Sputnik Moment30 January 2011 Zie Nederlandse versie
by Arnold Jansen op de Haar
During his State of the Union address, President Obama referred to a Sputnik moment. It took me back to Destination Moon, one of the adventures of Tintin. This was my only comic strip. I didn’t really like strip books. Yet Destination Moon appealed to my imagination.
President Obama used a Sputnik moment to recall an event in 1957: the Russians launched the first Sputnik into an orbit around the earth. It caused a bombshell in the USA. It was a direct attack on America’s technological advantage. Yet twelve years later, the Americans put the first man on the moon.
I was just six then, watching TV, hair still wet, with cola and crisps. Cola and crisps were also an innovation. I was too late for Sputnik but in time for Apollo.
Promptly, I appeared at the next school carnival celebrations in a space suit. Its helmet wasn’t a proper helmet but a rather embarrassing cap made of soft plastic. Condensation quickly covered the inside of my crumbling plastic visor. I still nearly choke when thinking back to it.
Sputnik moment, it is an odd metaphor. Occasionally you find it in novels. Out of the blue you come across a comparison or metaphor which jars. This reminds me of a well know Dutch writer, on the whole she writes in a sophisticated style, but once she used a metaphor featuring a genital. I thought, What for heaven’s sake is going on? So this is how I felt when a Sputnik moment was first mentioned.
The big difference between 1957 and now is that, apart from this one technological defeat, the USA were beating the Soviet Union in all areas of the economy; stated otherwise: there was already a new élan in the late nineteen fifties and early sixties.
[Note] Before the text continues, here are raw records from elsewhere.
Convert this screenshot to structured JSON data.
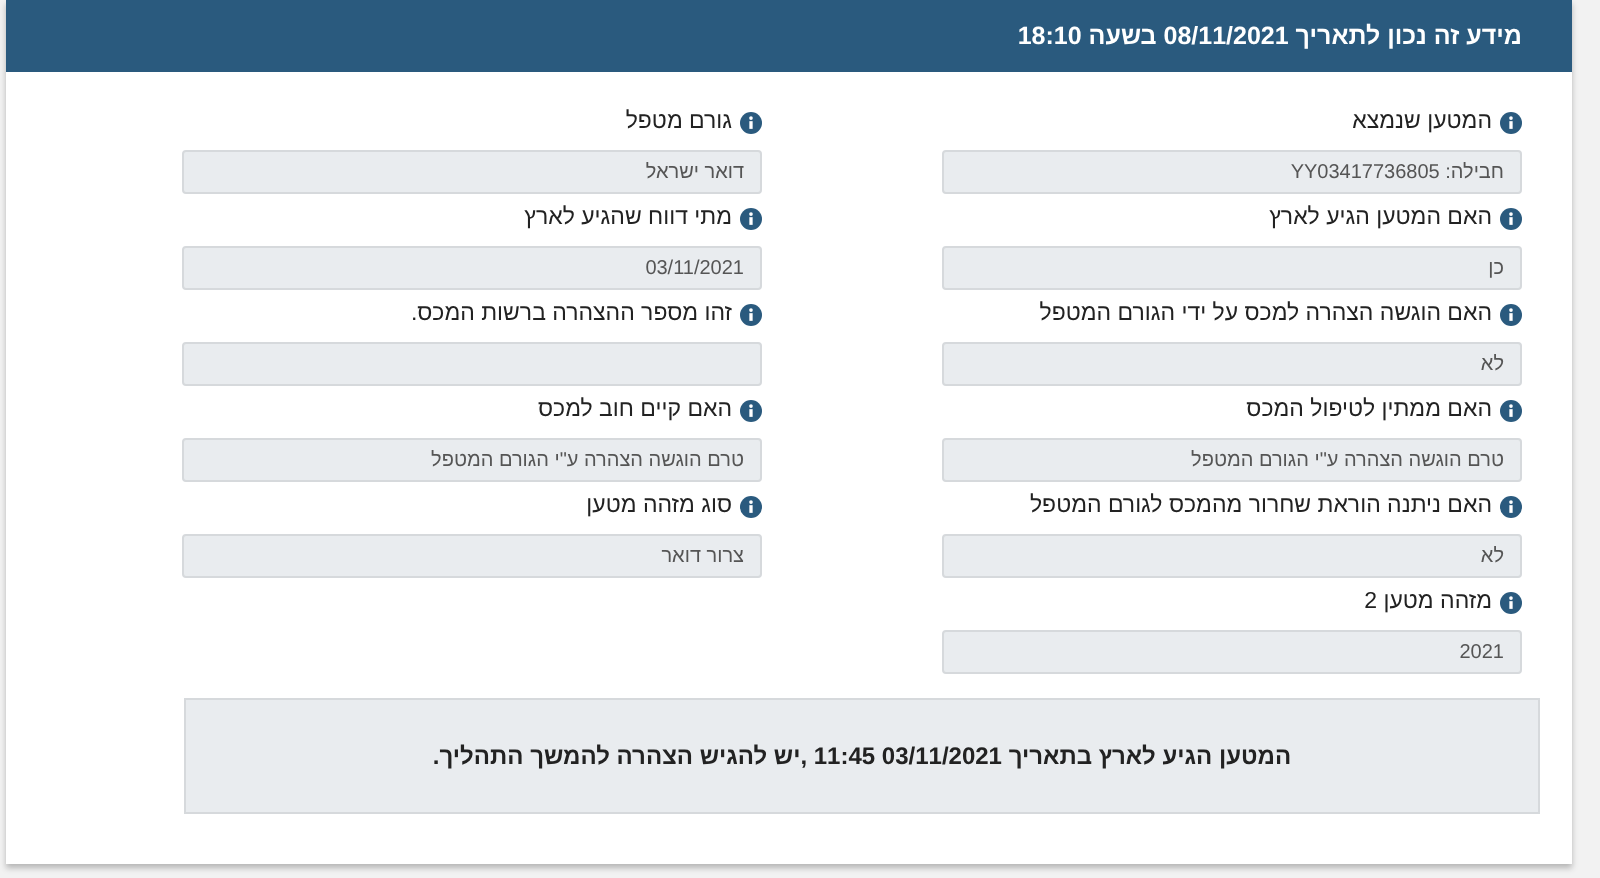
{
  "header": {
    "title": "מידע זה נכון לתאריך 08/11/2021 בשעה 18:10"
  },
  "columns": [
    {
      "fields": [
        {
          "label": "המטען שנמצא",
          "value": "חבילה: YY03417736805"
        },
        {
          "label": "האם המטען הגיע לארץ",
          "value": "כן"
        },
        {
          "label": "האם הוגשה הצהרה למכס על ידי הגורם המטפל",
          "value": "לא"
        },
        {
          "label": "האם ממתין לטיפול המכס",
          "value": "טרם הוגשה הצהרה ע\"י הגורם המטפל"
        },
        {
          "label": "האם ניתנה הוראת שחרור מהמכס לגורם המטפל",
          "value": "לא"
        },
        {
          "label": "מזהה מטען 2",
          "value": "2021"
        }
      ]
    },
    {
      "fields": [
        {
          "label": "גורם מטפל",
          "value": "דואר ישראל"
        },
        {
          "label": "מתי דווח שהגיע לארץ",
          "value": "03/11/2021"
        },
        {
          "label": "זהו מספר ההצהרה ברשות המכס."
        },
        {
          "label": "האם קיים חוב למכס",
          "value": "טרם הוגשה הצהרה ע\"י הגורם המטפל"
        },
        {
          "label": "סוג מזהה מטען",
          "value": "צרור דואר"
        }
      ]
    }
  ],
  "notice": "המטען הגיע לארץ בתאריך 03/11/2021 11:45 ,יש להגיש הצהרה להמשך התהליך."
}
The president just needed to put it into words.
Jack Kerouac introduced a new literary movement, the Beat Generation. Young people were swiftly called Beatniks. Kerouac, by the way, loathed the word Beatnik.
Now China is an emerging power and élan has disappeared. The president’s words try to turn the tide. After a while ‘Yes we can’ starts to work against you. ‘Yes we can beat Sputnik.’
At once, the image of the president in the oval office presents itself. The speechwriter suggests a few metaphors. They joke about making comparisons with the last days of the Roman Empire; about emperors who blame their predecessors and the rise of foreign powers. Or about an army which is overstretched. Well, this won’t do.
Suddenly the scriptwriter proposes ‘Sputnik moment’. Yes, thinks the president, let’s say something hopeful. We can leave the largest budget deficit ever until later.
You come across it more often: hankering back to the nineteen fifties when everything was still OK. It reminds me of the TV series Happy Days and its nostalgic fifties feeling. Plus Obama’s thumbs-up just like ‘The Fonz’.
I assume he didn’t contrive ‘Sputnik moment’. Besides, I cannot imagine the president like Archimedes, jumping out of his bath to run naked across the White House front lawn while shouting ‘Eureka! We are experiencing a Sputnik moment.’
I can’t get this Sputnik out of my mind. I look at everything using space travel terminology. Even John Cleese triggers a Sputnik moment. Because John Cleese recently announced he wished his ex-wife would be abducted by extraterrestrials.
Otherwise I have been singing ‘Garin Gagarin’ all week. Yuri Gagarin was the first man in space. (Little Laika was the first space dog.) I have more chance boarding the first manned space trip to Mars than ever meeting the love of my life. But if I do, I whisper in her ear, ‘Do you know, I experience a massive Sputnik moment. Can I be your Apollo?’
© Arnold Jansen op de Haar
© Translation Holland Park Press
You can leave your comment on our forum.
Tell a friend
Back to magazine
Magazine archiveMay 2013
NewsLiving under Fire competition
01 January 2011
Find out more
Angel & King of Tuzla featured in Litro
24 January 2011
This month Litro celebrates Dutch authors
Find out more
Workshop with Arnold Jansen op de Haar
02 January 2011
Celebrating Dutch Poetry Day 2011
Find out more